Pokemon Adventures Manga Box Set Review

The Pokemon Adventures Manga is a great value, but there are some mis-steps in this box set. Here’s a quick review.

Pokemon Adventures is the Viz Media English release of the Pokemon manga. Known as “Pokemon Special” in Japan, this seven volume paperback set comes packaged in a thin, glossy cardboard box.

The box set also includes a special collectible poster with the same art work as the first volume’s cover. However, this poster is a barely over 6 inches by 9.75 inches. I honestly wouldn’t call it a poster, but it’s advertised as a poster.


Like most manga, the Pokemon Adventures volumes are read from right to left. Most of the pages are numbered, and there are chapters listed at the front of each volume.


One of the main issues I have with the English release of Pokemon Adventures is the naming of the characters. The main character’s name is always Red, but the rival’s name changes between Japan and the west. In Japan, the main character’s rival is Professor Oak’s grandson, Green. In the west, they renamed the character to Blue. This is to align with the video game releases. Pokemon was originally released in Japan with the Red and Green versions. The Blue version was released two years later around the time the Red and Blue versions were released in the west. The west never got a Green version. They did this same naming scheme with Pokemon Origins. If it stopped there, that wouldn’t be much of a problem. However, Pokemon Adventures includes a third female character. This character’s name is Blue in Japan, so they switched her name to Green in the west. It can cause some confusion at times.


Another noteworthy change is an infamous example of censorship in Pokemon Adventures. In one chapter, Blue was hiding a pair of Pokeballs behind her shirt. They release a Clefairy and Jigglypuff on her opponent. They completely removed that part from the English version.

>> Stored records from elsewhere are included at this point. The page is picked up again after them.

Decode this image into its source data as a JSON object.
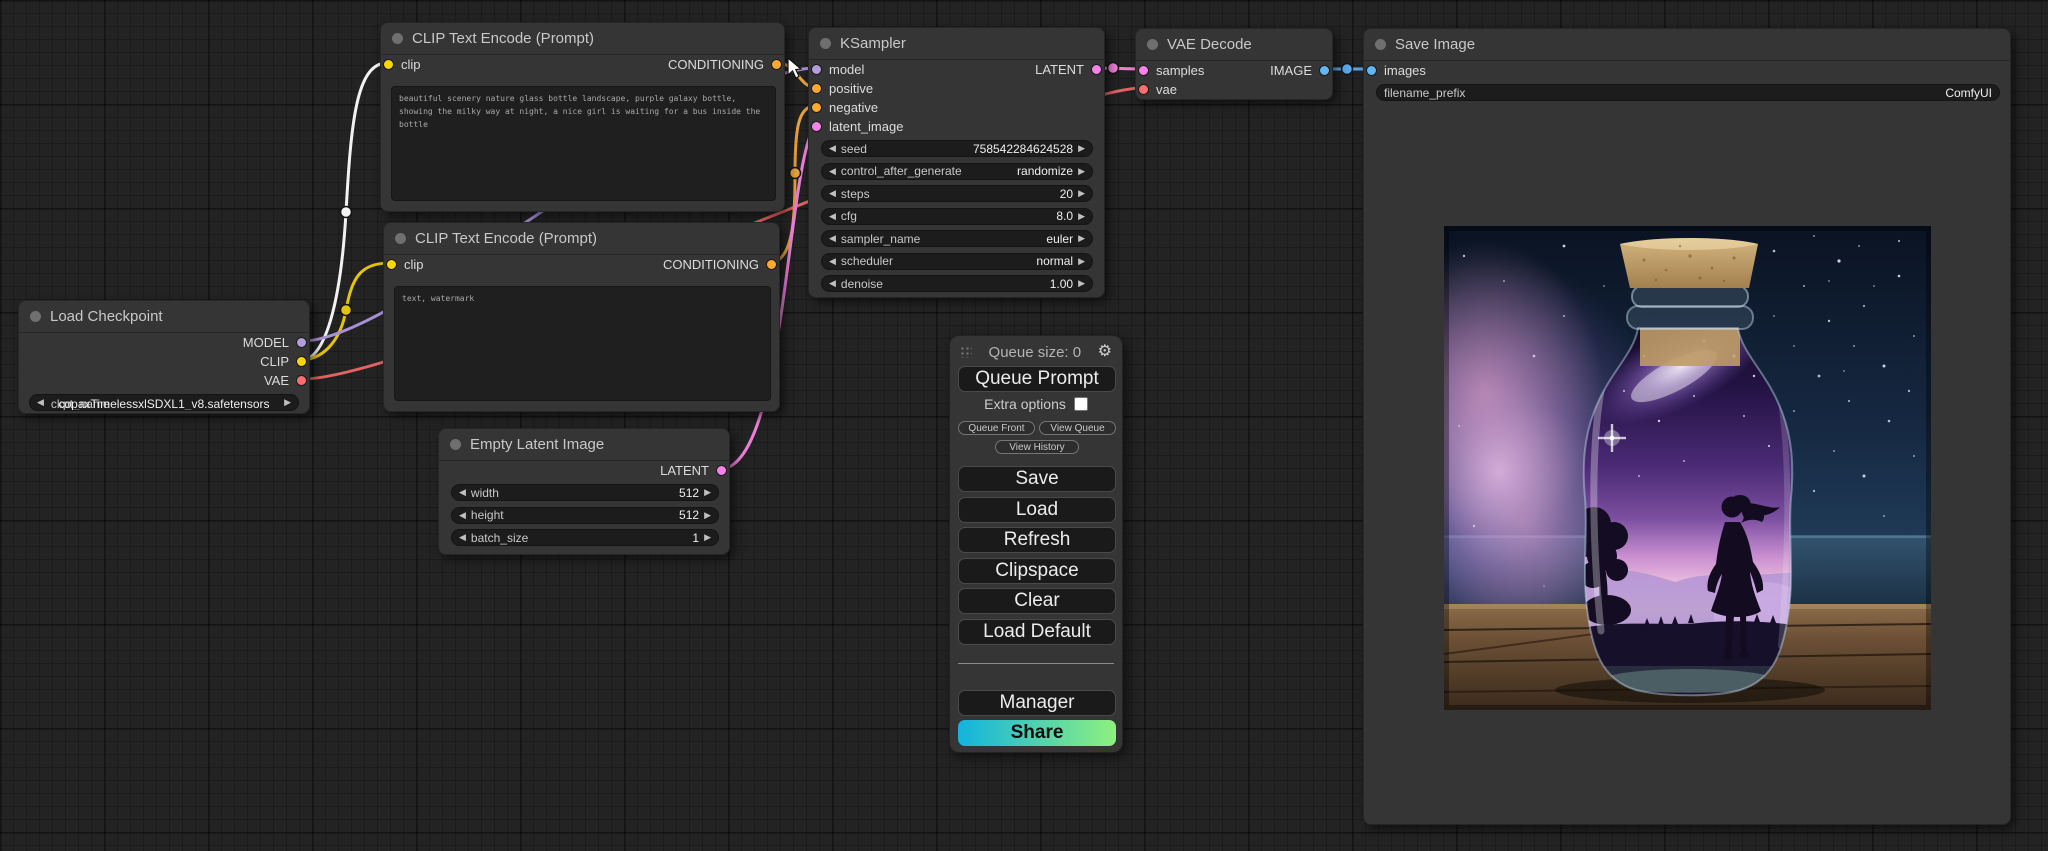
{
  "nodes": [
    {
      "title": "Load Checkpoint",
      "outputs": [
        "MODEL",
        "CLIP",
        "VAE"
      ],
      "widgets": [
        {
          "label": "ckpt_name",
          "value": "copaxTimelessxlSDXL1_v8.safetensors"
        }
      ]
    },
    {
      "title": "CLIP Text Encode (Prompt)",
      "inputs": [
        "clip"
      ],
      "outputs": [
        "CONDITIONING"
      ],
      "text": "beautiful scenery nature glass bottle landscape, purple galaxy bottle, showing the milky way at night, a nice girl is waiting for a bus inside the bottle"
    },
    {
      "title": "CLIP Text Encode (Prompt)",
      "inputs": [
        "clip"
      ],
      "outputs": [
        "CONDITIONING"
      ],
      "text": "text, watermark"
    },
    {
      "title": "Empty Latent Image",
      "outputs": [
        "LATENT"
      ],
      "widgets": [
        {
          "label": "width",
          "value": "512"
        },
        {
          "label": "height",
          "value": "512"
        },
        {
          "label": "batch_size",
          "value": "1"
        }
      ]
    },
    {
      "title": "KSampler",
      "inputs": [
        "model",
        "positive",
        "negative",
        "latent_image"
      ],
      "outputs": [
        "LATENT"
      ],
      "widgets": [
        {
          "label": "seed",
          "value": "758542284624528"
        },
        {
          "label": "control_after_generate",
          "value": "randomize"
        },
        {
          "label": "steps",
          "value": "20"
        },
        {
          "label": "cfg",
          "value": "8.0"
        },
        {
          "label": "sampler_name",
          "value": "euler"
        },
        {
          "label": "scheduler",
          "value": "normal"
        },
        {
          "label": "denoise",
          "value": "1.00"
        }
      ]
    },
    {
      "title": "VAE Decode",
      "inputs": [
        "samples",
        "vae"
      ],
      "outputs": [
        "IMAGE"
      ]
    },
    {
      "title": "Save Image",
      "inputs": [
        "images"
      ],
      "widgets": [
        {
          "label": "filename_prefix",
          "value": "ComfyUI"
        }
      ]
    }
  ],
  "menu": {
    "queue_size": "Queue size: 0",
    "queue_prompt": "Queue Prompt",
    "extra_options": "Extra options",
    "queue_front": "Queue Front",
    "view_queue": "View Queue",
    "view_history": "View History",
    "save": "Save",
    "load": "Load",
    "refresh": "Refresh",
    "clipspace": "Clipspace",
    "clear": "Clear",
    "load_default": "Load Default",
    "manager": "Manager",
    "share": "Share"
  },
  "colors": {
    "model": "#B39DDB",
    "clip": "#FFD500",
    "conditioning": "#FFA931",
    "latent": "#F783E8",
    "vae": "#FF6E6E",
    "image": "#64B5F6",
    "share_gradient_start": "#12b3e0",
    "share_gradient_end": "#8ef07e"
  }
}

Interestingly enough, they kept some of the more gruesome pictures of Red and Green fighting zombie Pokemon in the Pokemon Tower. This kept the Manga rating A for All Ages. Violence and gore is okay, but a pair of Pokeballs behind a shirt are a no no.


Even with these changes, I would highly recommend the manga to all Pokemon fans. It includes a completely new story you wouldn’t expect with both new and familiar characters. The first three volumes are its own story with Red, Blue, and Green. The last four volumes are a different story set a few years later that focuses on Yellow.

If you’d like to buy this box set, you can grab it off of Amazon. Use the link below and I’ll get a small cut of the final price. It won’t cost you a penny extra. The money will be used to power my website and YouTube channels.